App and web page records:

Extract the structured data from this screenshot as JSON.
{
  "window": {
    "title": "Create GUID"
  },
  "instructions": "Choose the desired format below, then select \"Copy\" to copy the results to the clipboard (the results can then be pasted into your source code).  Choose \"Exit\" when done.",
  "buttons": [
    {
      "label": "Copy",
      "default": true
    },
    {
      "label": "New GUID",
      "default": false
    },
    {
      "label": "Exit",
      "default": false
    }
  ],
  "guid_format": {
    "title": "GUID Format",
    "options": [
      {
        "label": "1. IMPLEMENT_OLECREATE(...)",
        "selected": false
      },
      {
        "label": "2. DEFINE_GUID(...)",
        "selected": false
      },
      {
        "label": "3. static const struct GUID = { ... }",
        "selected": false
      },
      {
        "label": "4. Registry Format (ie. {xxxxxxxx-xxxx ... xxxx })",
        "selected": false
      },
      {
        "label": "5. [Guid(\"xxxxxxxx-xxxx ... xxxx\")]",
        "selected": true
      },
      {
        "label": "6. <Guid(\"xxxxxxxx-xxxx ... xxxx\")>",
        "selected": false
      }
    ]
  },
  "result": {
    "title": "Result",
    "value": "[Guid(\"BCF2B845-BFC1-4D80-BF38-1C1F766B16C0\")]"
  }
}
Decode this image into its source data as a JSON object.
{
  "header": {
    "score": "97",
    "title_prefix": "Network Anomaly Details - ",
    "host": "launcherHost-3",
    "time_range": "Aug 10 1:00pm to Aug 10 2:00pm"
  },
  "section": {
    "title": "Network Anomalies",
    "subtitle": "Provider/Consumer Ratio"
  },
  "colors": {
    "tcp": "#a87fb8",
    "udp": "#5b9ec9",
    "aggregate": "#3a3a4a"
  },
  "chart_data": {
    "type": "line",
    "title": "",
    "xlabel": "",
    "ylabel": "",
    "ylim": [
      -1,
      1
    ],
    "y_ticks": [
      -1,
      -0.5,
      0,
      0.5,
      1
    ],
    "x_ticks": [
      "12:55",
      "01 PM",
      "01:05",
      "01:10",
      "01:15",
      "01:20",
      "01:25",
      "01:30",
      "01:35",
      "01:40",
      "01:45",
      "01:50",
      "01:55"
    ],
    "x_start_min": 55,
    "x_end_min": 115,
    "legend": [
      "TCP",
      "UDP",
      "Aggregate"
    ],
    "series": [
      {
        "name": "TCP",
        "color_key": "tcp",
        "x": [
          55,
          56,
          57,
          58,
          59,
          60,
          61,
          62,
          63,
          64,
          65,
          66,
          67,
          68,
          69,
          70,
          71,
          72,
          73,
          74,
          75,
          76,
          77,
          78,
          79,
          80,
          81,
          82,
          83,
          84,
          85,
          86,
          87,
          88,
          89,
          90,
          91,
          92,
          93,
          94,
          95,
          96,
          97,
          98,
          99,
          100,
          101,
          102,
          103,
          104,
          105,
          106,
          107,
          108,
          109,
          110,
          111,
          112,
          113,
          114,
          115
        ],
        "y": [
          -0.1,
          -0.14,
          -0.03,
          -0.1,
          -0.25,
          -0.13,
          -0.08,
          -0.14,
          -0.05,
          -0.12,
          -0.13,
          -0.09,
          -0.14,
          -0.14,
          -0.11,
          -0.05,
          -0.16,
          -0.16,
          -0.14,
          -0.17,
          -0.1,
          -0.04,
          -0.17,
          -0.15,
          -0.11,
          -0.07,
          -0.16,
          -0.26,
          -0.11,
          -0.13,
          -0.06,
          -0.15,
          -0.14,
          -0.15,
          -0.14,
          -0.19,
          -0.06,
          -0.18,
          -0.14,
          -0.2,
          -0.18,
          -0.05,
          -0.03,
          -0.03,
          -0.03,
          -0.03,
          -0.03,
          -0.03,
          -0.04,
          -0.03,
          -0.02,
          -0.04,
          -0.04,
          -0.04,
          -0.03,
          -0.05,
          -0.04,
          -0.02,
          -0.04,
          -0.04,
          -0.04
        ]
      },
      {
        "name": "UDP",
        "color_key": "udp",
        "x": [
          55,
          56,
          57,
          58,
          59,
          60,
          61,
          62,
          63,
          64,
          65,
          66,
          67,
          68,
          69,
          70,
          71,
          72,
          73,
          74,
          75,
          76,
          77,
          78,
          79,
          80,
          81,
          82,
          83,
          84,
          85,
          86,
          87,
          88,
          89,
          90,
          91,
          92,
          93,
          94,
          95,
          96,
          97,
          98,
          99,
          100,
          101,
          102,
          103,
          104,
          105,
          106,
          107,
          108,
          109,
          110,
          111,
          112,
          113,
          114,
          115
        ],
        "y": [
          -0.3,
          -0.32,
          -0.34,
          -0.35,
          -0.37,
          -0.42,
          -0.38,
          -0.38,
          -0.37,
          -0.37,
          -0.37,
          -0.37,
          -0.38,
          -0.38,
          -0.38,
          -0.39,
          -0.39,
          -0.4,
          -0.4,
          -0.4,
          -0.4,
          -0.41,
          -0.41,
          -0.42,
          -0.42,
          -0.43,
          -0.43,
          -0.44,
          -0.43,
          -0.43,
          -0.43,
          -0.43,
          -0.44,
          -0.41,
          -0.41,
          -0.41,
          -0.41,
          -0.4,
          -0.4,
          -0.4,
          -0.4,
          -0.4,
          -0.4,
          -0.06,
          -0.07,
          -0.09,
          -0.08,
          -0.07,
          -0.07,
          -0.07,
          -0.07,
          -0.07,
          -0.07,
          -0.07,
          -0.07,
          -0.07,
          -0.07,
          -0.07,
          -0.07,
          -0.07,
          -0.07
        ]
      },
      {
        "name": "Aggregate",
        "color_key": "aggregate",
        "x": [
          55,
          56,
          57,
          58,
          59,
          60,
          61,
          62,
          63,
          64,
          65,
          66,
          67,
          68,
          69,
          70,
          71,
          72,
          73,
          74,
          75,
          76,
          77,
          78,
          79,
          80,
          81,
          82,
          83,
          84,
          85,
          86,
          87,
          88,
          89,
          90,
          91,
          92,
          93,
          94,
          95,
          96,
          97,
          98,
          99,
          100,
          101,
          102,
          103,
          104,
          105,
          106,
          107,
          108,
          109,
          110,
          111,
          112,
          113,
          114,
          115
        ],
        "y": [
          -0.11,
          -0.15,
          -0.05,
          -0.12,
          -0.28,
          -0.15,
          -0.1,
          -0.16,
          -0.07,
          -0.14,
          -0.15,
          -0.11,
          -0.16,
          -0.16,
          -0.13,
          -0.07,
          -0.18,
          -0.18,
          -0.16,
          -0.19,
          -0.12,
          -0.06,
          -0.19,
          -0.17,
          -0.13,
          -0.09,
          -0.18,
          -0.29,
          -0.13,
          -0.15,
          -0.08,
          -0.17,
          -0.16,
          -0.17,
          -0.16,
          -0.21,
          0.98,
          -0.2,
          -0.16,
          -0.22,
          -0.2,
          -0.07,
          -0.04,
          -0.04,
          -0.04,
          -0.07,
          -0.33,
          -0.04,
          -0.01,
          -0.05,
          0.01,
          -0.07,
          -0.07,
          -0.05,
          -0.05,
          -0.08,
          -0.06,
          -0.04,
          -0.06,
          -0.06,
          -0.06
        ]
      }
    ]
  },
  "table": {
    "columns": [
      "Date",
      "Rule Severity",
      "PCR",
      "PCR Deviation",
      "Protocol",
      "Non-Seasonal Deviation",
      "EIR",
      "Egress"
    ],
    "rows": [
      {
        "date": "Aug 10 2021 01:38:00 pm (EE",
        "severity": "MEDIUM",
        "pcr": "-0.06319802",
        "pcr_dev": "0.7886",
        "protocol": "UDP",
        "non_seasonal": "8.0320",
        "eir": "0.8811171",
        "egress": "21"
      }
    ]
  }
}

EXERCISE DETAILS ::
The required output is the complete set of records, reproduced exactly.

TASK SOLUTION ::
Extract the structured data from this screenshot as JSON.
{
  "window": {
    "title": "Create GUID"
  },
  "instructions": "Choose the desired format below, then select \"Copy\" to copy the results to the clipboard (the results can then be pasted into your source code).  Choose \"Exit\" when done.",
  "buttons": [
    {
      "label": "Copy",
      "default": true
    },
    {
      "label": "New GUID",
      "default": false
    },
    {
      "label": "Exit",
      "default": false
    }
  ],
  "guid_format": {
    "title": "GUID Format",
    "options": [
      {
        "label": "1. IMPLEMENT_OLECREATE(...)",
        "selected": false
      },
      {
        "label": "2. DEFINE_GUID(...)",
        "selected": false
      },
      {
        "label": "3. static const struct GUID = { ... }",
        "selected": false
      },
      {
        "label": "4. Registry Format (ie. {xxxxxxxx-xxxx ... xxxx })",
        "selected": false
      },
      {
        "label": "5. [Guid(\"xxxxxxxx-xxxx ... xxxx\")]",
        "selected": true
      },
      {
        "label": "6. <Guid(\"xxxxxxxx-xxxx ... xxxx\")>",
        "selected": false
      }
    ]
  },
  "result": {
    "title": "Result",
    "value": "[Guid(\"BCF2B845-BFC1-4D80-BF38-1C1F766B16C0\")]"
  }
}
Decode this image into its source data as a JSON object.
{
  "header": {
    "score": "97",
    "title_prefix": "Network Anomaly Details - ",
    "host": "launcherHost-3",
    "time_range": "Aug 10 1:00pm to Aug 10 2:00pm"
  },
  "section": {
    "title": "Network Anomalies",
    "subtitle": "Provider/Consumer Ratio"
  },
  "colors": {
    "tcp": "#a87fb8",
    "udp": "#5b9ec9",
    "aggregate": "#3a3a4a"
  },
  "chart_data": {
    "type": "line",
    "title": "",
    "xlabel": "",
    "ylabel": "",
    "ylim": [
      -1,
      1
    ],
    "y_ticks": [
      -1,
      -0.5,
      0,
      0.5,
      1
    ],
    "x_ticks": [
      "12:55",
      "01 PM",
      "01:05",
      "01:10",
      "01:15",
      "01:20",
      "01:25",
      "01:30",
      "01:35",
      "01:40",
      "01:45",
      "01:50",
      "01:55"
    ],
    "x_start_min": 55,
    "x_end_min": 115,
    "legend": [
      "TCP",
      "UDP",
      "Aggregate"
    ],
    "series": [
      {
        "name": "TCP",
        "color_key": "tcp",
        "x": [
          55,
          56,
          57,
          58,
          59,
          60,
          61,
          62,
          63,
          64,
          65,
          66,
          67,
          68,
          69,
          70,
          71,
          72,
          73,
          74,
          75,
          76,
          77,
          78,
          79,
          80,
          81,
          82,
          83,
          84,
          85,
          86,
          87,
          88,
          89,
          90,
          91,
          92,
          93,
          94,
          95,
          96,
          97,
          98,
          99,
          100,
          101,
          102,
          103,
          104,
          105,
          106,
          107,
          108,
          109,
          110,
          111,
          112,
          113,
          114,
          115
        ],
        "y": [
          -0.1,
          -0.14,
          -0.03,
          -0.1,
          -0.25,
          -0.13,
          -0.08,
          -0.14,
          -0.05,
          -0.12,
          -0.13,
          -0.09,
          -0.14,
          -0.14,
          -0.11,
          -0.05,
          -0.16,
          -0.16,
          -0.14,
          -0.17,
          -0.1,
          -0.04,
          -0.17,
          -0.15,
          -0.11,
          -0.07,
          -0.16,
          -0.26,
          -0.11,
          -0.13,
          -0.06,
          -0.15,
          -0.14,
          -0.15,
          -0.14,
          -0.19,
          -0.06,
          -0.18,
          -0.14,
          -0.2,
          -0.18,
          -0.05,
          -0.03,
          -0.03,
          -0.03,
          -0.03,
          -0.03,
          -0.03,
          -0.04,
          -0.03,
          -0.02,
          -0.04,
          -0.04,
          -0.04,
          -0.03,
          -0.05,
          -0.04,
          -0.02,
          -0.04,
          -0.04,
          -0.04
        ]
      },
      {
        "name": "UDP",
        "color_key": "udp",
        "x": [
          55,
          56,
          57,
          58,
          59,
          60,
          61,
          62,
          63,
          64,
          65,
          66,
          67,
          68,
          69,
          70,
          71,
          72,
          73,
          74,
          75,
          76,
          77,
          78,
          79,
          80,
          81,
          82,
          83,
          84,
          85,
          86,
          87,
          88,
          89,
          90,
          91,
          92,
          93,
          94,
          95,
          96,
          97,
          98,
          99,
          100,
          101,
          102,
          103,
          104,
          105,
          106,
          107,
          108,
          109,
          110,
          111,
          112,
          113,
          114,
          115
        ],
        "y": [
          -0.3,
          -0.32,
          -0.34,
          -0.35,
          -0.37,
          -0.42,
          -0.38,
          -0.38,
          -0.37,
          -0.37,
          -0.37,
          -0.37,
          -0.38,
          -0.38,
          -0.38,
          -0.39,
          -0.39,
          -0.4,
          -0.4,
          -0.4,
          -0.4,
          -0.41,
          -0.41,
          -0.42,
          -0.42,
          -0.43,
          -0.43,
          -0.44,
          -0.43,
          -0.43,
          -0.43,
          -0.43,
          -0.44,
          -0.41,
          -0.41,
          -0.41,
          -0.41,
          -0.4,
          -0.4,
          -0.4,
          -0.4,
          -0.4,
          -0.4,
          -0.06,
          -0.07,
          -0.09,
          -0.08,
          -0.07,
          -0.07,
          -0.07,
          -0.07,
          -0.07,
          -0.07,
          -0.07,
          -0.07,
          -0.07,
          -0.07,
          -0.07,
          -0.07,
          -0.07,
          -0.07
        ]
      },
      {
        "name": "Aggregate",
        "color_key": "aggregate",
        "x": [
          55,
          56,
          57,
          58,
          59,
          60,
          61,
          62,
          63,
          64,
          65,
          66,
          67,
          68,
          69,
          70,
          71,
          72,
          73,
          74,
          75,
          76,
          77,
          78,
          79,
          80,
          81,
          82,
          83,
          84,
          85,
          86,
          87,
          88,
          89,
          90,
          91,
          92,
          93,
          94,
          95,
          96,
          97,
          98,
          99,
          100,
          101,
          102,
          103,
          104,
          105,
          106,
          107,
          108,
          109,
          110,
          111,
          112,
          113,
          114,
          115
        ],
        "y": [
          -0.11,
          -0.15,
          -0.05,
          -0.12,
          -0.28,
          -0.15,
          -0.1,
          -0.16,
          -0.07,
          -0.14,
          -0.15,
          -0.11,
          -0.16,
          -0.16,
          -0.13,
          -0.07,
          -0.18,
          -0.18,
          -0.16,
          -0.19,
          -0.12,
          -0.06,
          -0.19,
          -0.17,
          -0.13,
          -0.09,
          -0.18,
          -0.29,
          -0.13,
          -0.15,
          -0.08,
          -0.17,
          -0.16,
          -0.17,
          -0.16,
          -0.21,
          0.98,
          -0.2,
          -0.16,
          -0.22,
          -0.2,
          -0.07,
          -0.04,
          -0.04,
          -0.04,
          -0.07,
          -0.33,
          -0.04,
          -0.01,
          -0.05,
          0.01,
          -0.07,
          -0.07,
          -0.05,
          -0.05,
          -0.08,
          -0.06,
          -0.04,
          -0.06,
          -0.06,
          -0.06
        ]
      }
    ]
  },
  "table": {
    "columns": [
      "Date",
      "Rule Severity",
      "PCR",
      "PCR Deviation",
      "Protocol",
      "Non-Seasonal Deviation",
      "EIR",
      "Egress"
    ],
    "rows": [
      {
        "date": "Aug 10 2021 01:38:00 pm (EE",
        "severity": "MEDIUM",
        "pcr": "-0.06319802",
        "pcr_dev": "0.7886",
        "protocol": "UDP",
        "non_seasonal": "8.0320",
        "eir": "0.8811171",
        "egress": "21"
      }
    ]
  }
}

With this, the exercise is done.